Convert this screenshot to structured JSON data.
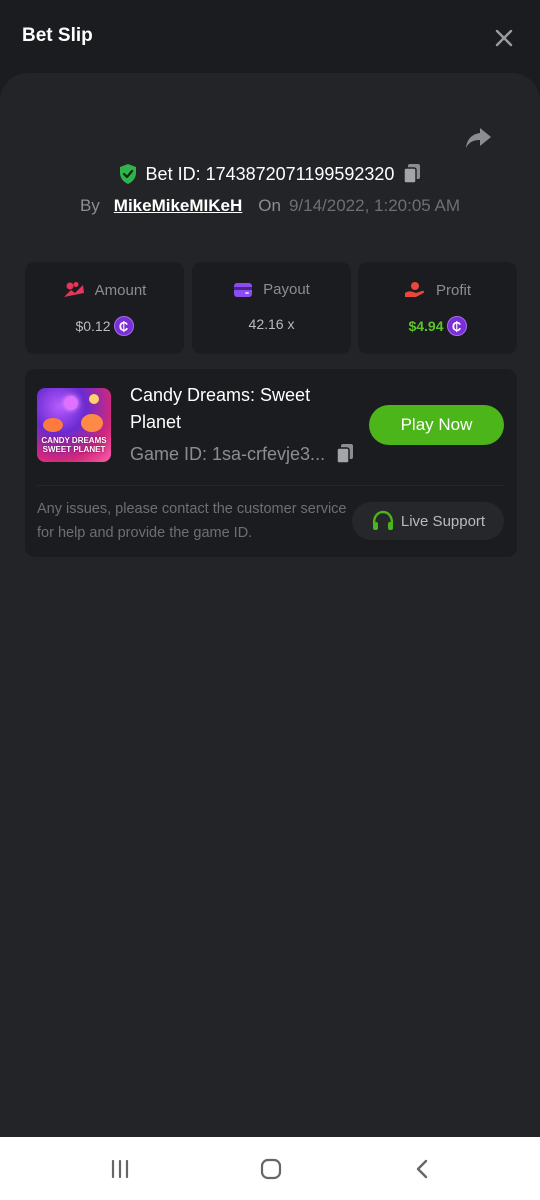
{
  "header": {
    "title": "Bet Slip",
    "close_icon": "close-icon"
  },
  "bet": {
    "bet_id_label": "Bet ID: 1743872071199592320",
    "by_label": "By",
    "user": "MikeMikeMIKeH",
    "on_label": "On",
    "date": "9/14/2022, 1:20:05 AM"
  },
  "stats": {
    "amount": {
      "label": "Amount",
      "value": "$0.12",
      "icon": "amount-coins-icon"
    },
    "payout": {
      "label": "Payout",
      "value": "42.16 x",
      "icon": "wallet-icon"
    },
    "profit": {
      "label": "Profit",
      "value": "$4.94",
      "icon": "profit-hand-icon"
    }
  },
  "coin_symbol": "₵",
  "game": {
    "name": "Candy Dreams: Sweet Planet",
    "game_id": "Game ID: 1sa-crfevje3...",
    "thumbnail_text_1": "CANDY DREAMS",
    "thumbnail_text_2": "SWEET PLANET",
    "play_label": "Play Now",
    "help_text": "Any issues, please contact the customer service for help and provide the game ID.",
    "support_label": "Live Support"
  },
  "colors": {
    "accent_green": "#4cb51a",
    "profit_green": "#5dc32a",
    "coin_purple": "#7b2fd6",
    "amount_red": "#e8345a",
    "payout_purple": "#8b4df0",
    "profit_red": "#e8483a"
  }
}
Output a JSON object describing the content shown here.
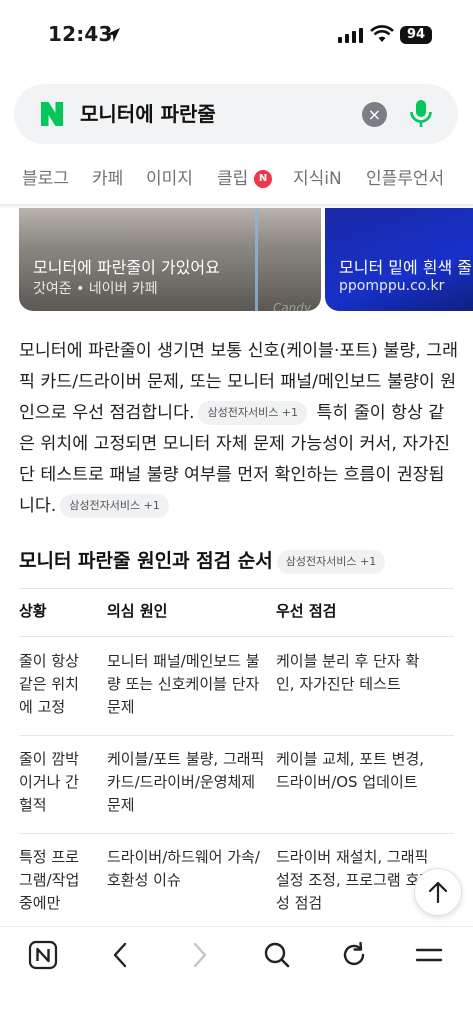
{
  "status": {
    "time": "12:43",
    "battery": "94"
  },
  "search": {
    "query": "모니터에 파란줄",
    "clear": "×"
  },
  "tabs": [
    {
      "label": "블로그"
    },
    {
      "label": "카페"
    },
    {
      "label": "이미지"
    },
    {
      "label": "클립",
      "badge": "N"
    },
    {
      "label": "지식iN"
    },
    {
      "label": "인플루언서"
    }
  ],
  "image_cards": [
    {
      "title": "모니터에 파란줄이 가있어요",
      "source": "갓여준 • 네이버 카페",
      "watermark": "Candy"
    },
    {
      "title": "모니터 밑에 흰색 줄",
      "source": "ppomppu.co.kr"
    }
  ],
  "answer": {
    "p1": "모니터에 파란줄이 생기면 보통 신호(케이블·포트) 불량, 그래픽 카드/드라이버 문제, 또는 모니터 패널/메인보드 불량이 원인으로 우선 점검합니다.",
    "chip1": "삼성전자서비스 +1",
    "p2": "특히 줄이 항상 같은 위치에 고정되면 모니터 자체 문제 가능성이 커서, 자가진단 테스트로 패널 불량 여부를 먼저 확인하는 흐름이 권장됩니다.",
    "chip2": "삼성전자서비스 +1"
  },
  "section": {
    "title": "모니터 파란줄 원인과 점검 순서",
    "chip": "삼성전자서비스 +1"
  },
  "table": {
    "headers": [
      "상황",
      "의심 원인",
      "우선 점검"
    ],
    "rows": [
      [
        "줄이 항상 같은 위치에 고정",
        "모니터 패널/메인보드 불량 또는 신호케이블 단자 문제",
        "케이블 분리 후 단자 확인, 자가진단 테스트"
      ],
      [
        "줄이 깜박이거나 간헐적",
        "케이블/포트 불량, 그래픽 카드/드라이버/운영체제 문제",
        "케이블 교체, 포트 변경, 드라이버/OS 업데이트"
      ],
      [
        "특정 프로그램/작업 중에만",
        "드라이버/하드웨어 가속/호환성 이슈",
        "드라이버 재설치, 그래픽 설정 조정, 프로그램 호환성 점검"
      ]
    ]
  },
  "colors": {
    "naver_green": "#03c75a",
    "badge_red": "#f0374a"
  }
}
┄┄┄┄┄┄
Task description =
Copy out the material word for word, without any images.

Task response =
Convert this screenshot to structured JSON data.
{
  "header": {
    "title": "Bet Slip",
    "close_icon": "close-icon"
  },
  "bet": {
    "bet_id_label": "Bet ID: 1743872071199592320",
    "by_label": "By",
    "user": "MikeMikeMIKeH",
    "on_label": "On",
    "date": "9/14/2022, 1:20:05 AM"
  },
  "stats": {
    "amount": {
      "label": "Amount",
      "value": "$0.12",
      "icon": "amount-coins-icon"
    },
    "payout": {
      "label": "Payout",
      "value": "42.16 x",
      "icon": "wallet-icon"
    },
    "profit": {
      "label": "Profit",
      "value": "$4.94",
      "icon": "profit-hand-icon"
    }
  },
  "coin_symbol": "₵",
  "game": {
    "name": "Candy Dreams: Sweet Planet",
    "game_id": "Game ID: 1sa-crfevje3...",
    "thumbnail_text_1": "CANDY DREAMS",
    "thumbnail_text_2": "SWEET PLANET",
    "play_label": "Play Now",
    "help_text": "Any issues, please contact the customer service for help and provide the game ID.",
    "support_label": "Live Support"
  },
  "colors": {
    "accent_green": "#4cb51a",
    "profit_green": "#5dc32a",
    "coin_purple": "#7b2fd6",
    "amount_red": "#e8345a",
    "payout_purple": "#8b4df0",
    "profit_red": "#e8483a"
  }
}
Output a JSON object describing the content shown here.
{
  "status": {
    "time": "12:43",
    "battery": "94"
  },
  "search": {
    "query": "모니터에 파란줄",
    "clear": "×"
  },
  "tabs": [
    {
      "label": "블로그"
    },
    {
      "label": "카페"
    },
    {
      "label": "이미지"
    },
    {
      "label": "클립",
      "badge": "N"
    },
    {
      "label": "지식iN"
    },
    {
      "label": "인플루언서"
    }
  ],
  "image_cards": [
    {
      "title": "모니터에 파란줄이 가있어요",
      "source": "갓여준 • 네이버 카페",
      "watermark": "Candy"
    },
    {
      "title": "모니터 밑에 흰색 줄",
      "source": "ppomppu.co.kr"
    }
  ],
  "answer": {
    "p1": "모니터에 파란줄이 생기면 보통 신호(케이블·포트) 불량, 그래픽 카드/드라이버 문제, 또는 모니터 패널/메인보드 불량이 원인으로 우선 점검합니다.",
    "chip1": "삼성전자서비스 +1",
    "p2": "특히 줄이 항상 같은 위치에 고정되면 모니터 자체 문제 가능성이 커서, 자가진단 테스트로 패널 불량 여부를 먼저 확인하는 흐름이 권장됩니다.",
    "chip2": "삼성전자서비스 +1"
  },
  "section": {
    "title": "모니터 파란줄 원인과 점검 순서",
    "chip": "삼성전자서비스 +1"
  },
  "table": {
    "headers": [
      "상황",
      "의심 원인",
      "우선 점검"
    ],
    "rows": [
      [
        "줄이 항상 같은 위치에 고정",
        "모니터 패널/메인보드 불량 또는 신호케이블 단자 문제",
        "케이블 분리 후 단자 확인, 자가진단 테스트"
      ],
      [
        "줄이 깜박이거나 간헐적",
        "케이블/포트 불량, 그래픽 카드/드라이버/운영체제 문제",
        "케이블 교체, 포트 변경, 드라이버/OS 업데이트"
      ],
      [
        "특정 프로그램/작업 중에만",
        "드라이버/하드웨어 가속/호환성 이슈",
        "드라이버 재설치, 그래픽 설정 조정, 프로그램 호환성 점검"
      ]
    ]
  },
  "colors": {
    "naver_green": "#03c75a",
    "badge_red": "#f0374a"
  }
}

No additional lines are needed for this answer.